Data items =>
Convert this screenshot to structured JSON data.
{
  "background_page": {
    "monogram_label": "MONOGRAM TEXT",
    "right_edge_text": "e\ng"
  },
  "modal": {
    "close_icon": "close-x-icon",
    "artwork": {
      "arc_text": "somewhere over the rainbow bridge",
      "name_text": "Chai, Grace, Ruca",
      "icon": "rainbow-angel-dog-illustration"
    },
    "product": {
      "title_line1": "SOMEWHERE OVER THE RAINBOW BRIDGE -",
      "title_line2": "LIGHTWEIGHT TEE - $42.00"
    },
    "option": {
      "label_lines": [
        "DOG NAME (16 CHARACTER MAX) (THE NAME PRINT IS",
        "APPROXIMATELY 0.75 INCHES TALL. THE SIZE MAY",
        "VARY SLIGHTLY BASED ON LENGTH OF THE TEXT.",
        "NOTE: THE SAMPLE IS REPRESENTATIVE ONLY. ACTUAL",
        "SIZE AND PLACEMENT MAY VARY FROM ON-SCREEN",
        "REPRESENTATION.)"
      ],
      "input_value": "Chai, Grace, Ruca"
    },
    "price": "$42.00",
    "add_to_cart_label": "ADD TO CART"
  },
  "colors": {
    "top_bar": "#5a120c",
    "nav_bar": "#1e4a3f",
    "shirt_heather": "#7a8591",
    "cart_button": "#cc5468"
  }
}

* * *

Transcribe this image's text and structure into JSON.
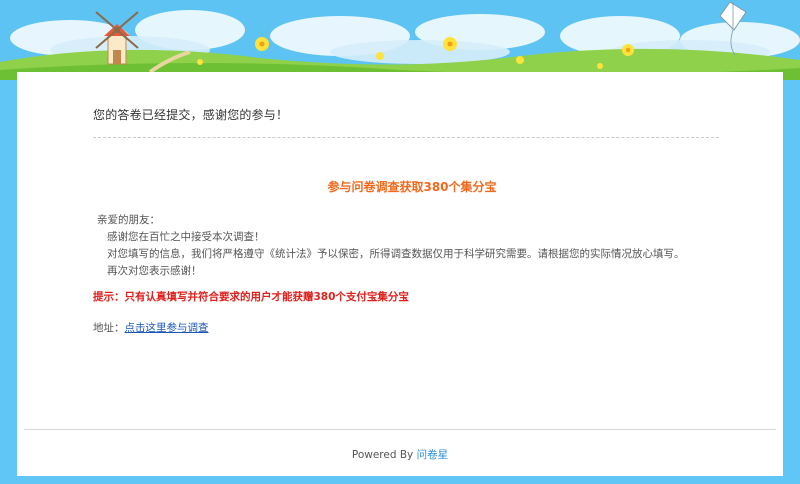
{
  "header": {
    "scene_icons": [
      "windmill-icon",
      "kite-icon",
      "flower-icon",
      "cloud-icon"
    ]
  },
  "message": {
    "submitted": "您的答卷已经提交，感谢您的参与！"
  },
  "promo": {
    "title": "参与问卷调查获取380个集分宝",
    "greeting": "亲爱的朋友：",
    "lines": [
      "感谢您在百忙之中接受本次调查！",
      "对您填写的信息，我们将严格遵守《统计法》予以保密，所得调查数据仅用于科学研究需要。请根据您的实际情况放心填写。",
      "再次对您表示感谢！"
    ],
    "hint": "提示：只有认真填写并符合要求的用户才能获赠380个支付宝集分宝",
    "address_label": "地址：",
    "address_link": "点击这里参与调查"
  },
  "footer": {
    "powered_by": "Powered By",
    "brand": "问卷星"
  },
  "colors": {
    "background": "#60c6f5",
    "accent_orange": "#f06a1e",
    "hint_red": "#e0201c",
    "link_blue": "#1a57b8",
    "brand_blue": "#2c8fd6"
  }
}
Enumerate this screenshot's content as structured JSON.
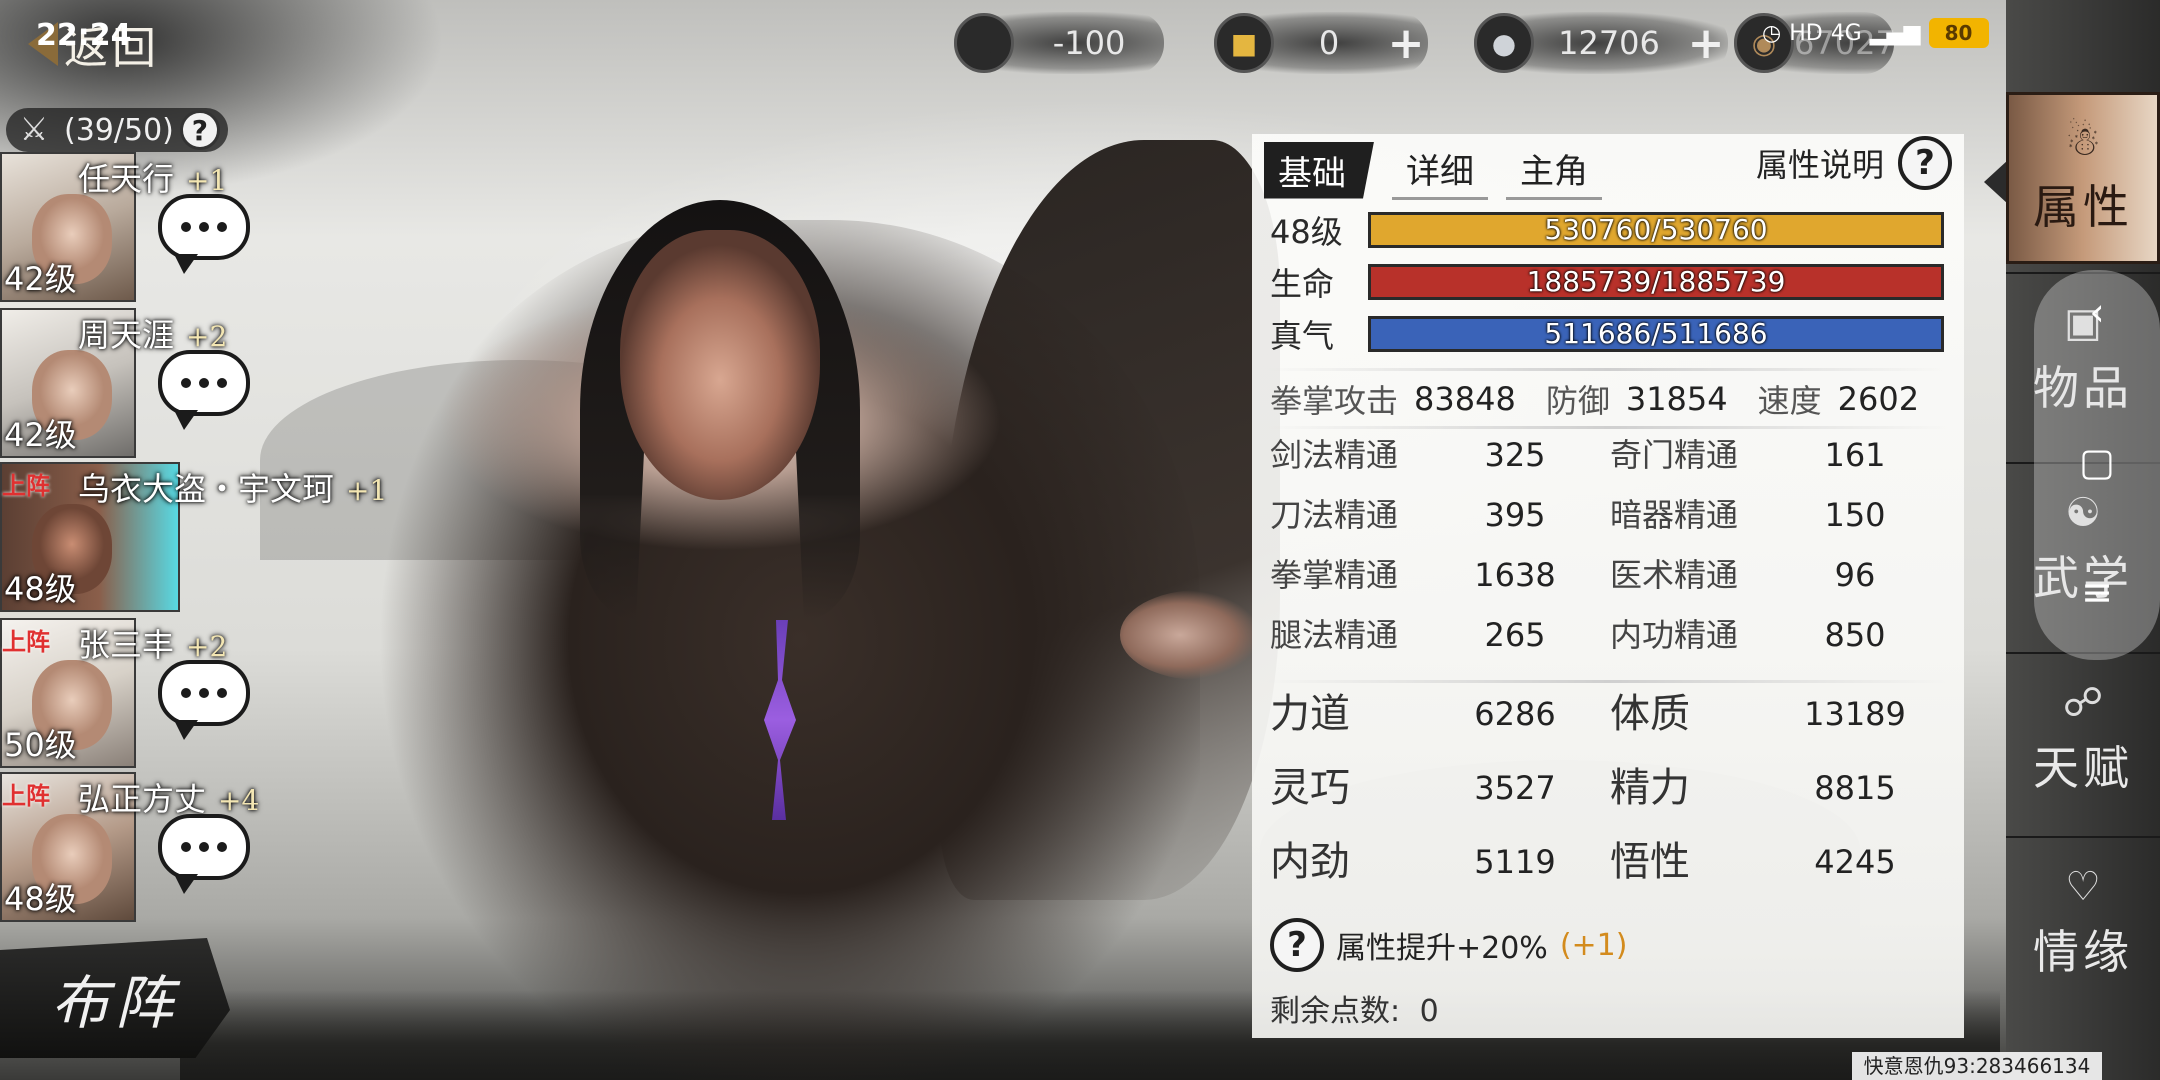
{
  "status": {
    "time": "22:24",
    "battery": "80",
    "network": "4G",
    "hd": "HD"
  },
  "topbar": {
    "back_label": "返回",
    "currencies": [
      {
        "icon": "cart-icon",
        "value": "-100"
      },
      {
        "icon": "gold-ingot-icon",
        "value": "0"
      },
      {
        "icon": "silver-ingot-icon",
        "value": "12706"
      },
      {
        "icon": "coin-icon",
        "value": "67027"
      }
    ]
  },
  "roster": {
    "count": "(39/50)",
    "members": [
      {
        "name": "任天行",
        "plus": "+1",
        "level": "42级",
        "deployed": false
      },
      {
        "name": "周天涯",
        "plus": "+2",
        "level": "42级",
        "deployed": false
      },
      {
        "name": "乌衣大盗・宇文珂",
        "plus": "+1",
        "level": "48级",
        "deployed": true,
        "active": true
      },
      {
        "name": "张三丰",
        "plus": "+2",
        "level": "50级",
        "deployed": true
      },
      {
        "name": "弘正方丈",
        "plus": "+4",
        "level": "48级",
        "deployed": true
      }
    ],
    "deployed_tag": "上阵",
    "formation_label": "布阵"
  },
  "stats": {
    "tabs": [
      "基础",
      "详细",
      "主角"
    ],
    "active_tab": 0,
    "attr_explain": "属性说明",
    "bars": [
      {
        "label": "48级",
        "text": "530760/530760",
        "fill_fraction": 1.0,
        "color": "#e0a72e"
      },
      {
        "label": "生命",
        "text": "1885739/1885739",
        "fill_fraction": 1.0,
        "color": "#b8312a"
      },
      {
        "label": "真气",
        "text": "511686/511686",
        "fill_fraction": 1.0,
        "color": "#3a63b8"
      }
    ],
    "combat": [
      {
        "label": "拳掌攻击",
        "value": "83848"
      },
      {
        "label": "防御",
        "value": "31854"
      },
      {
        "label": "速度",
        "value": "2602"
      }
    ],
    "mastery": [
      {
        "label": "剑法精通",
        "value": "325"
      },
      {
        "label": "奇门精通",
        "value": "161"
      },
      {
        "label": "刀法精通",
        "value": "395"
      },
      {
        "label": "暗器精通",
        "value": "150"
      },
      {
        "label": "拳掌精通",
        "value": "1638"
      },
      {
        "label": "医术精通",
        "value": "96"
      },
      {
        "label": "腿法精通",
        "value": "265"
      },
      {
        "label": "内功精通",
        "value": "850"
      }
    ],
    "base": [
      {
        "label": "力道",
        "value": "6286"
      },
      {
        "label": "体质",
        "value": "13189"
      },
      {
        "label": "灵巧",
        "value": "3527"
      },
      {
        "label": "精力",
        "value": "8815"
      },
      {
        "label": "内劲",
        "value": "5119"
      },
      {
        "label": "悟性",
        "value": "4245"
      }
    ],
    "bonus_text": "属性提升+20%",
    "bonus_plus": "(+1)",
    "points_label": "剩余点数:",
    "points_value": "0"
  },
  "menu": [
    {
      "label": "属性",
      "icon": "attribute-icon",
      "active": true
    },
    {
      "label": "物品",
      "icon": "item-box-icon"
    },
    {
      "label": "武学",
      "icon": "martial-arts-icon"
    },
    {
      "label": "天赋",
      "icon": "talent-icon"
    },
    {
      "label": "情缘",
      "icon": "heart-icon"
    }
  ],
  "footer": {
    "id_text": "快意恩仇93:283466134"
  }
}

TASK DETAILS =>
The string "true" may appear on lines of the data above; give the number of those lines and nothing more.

PROBLEM SOLUTION =>
5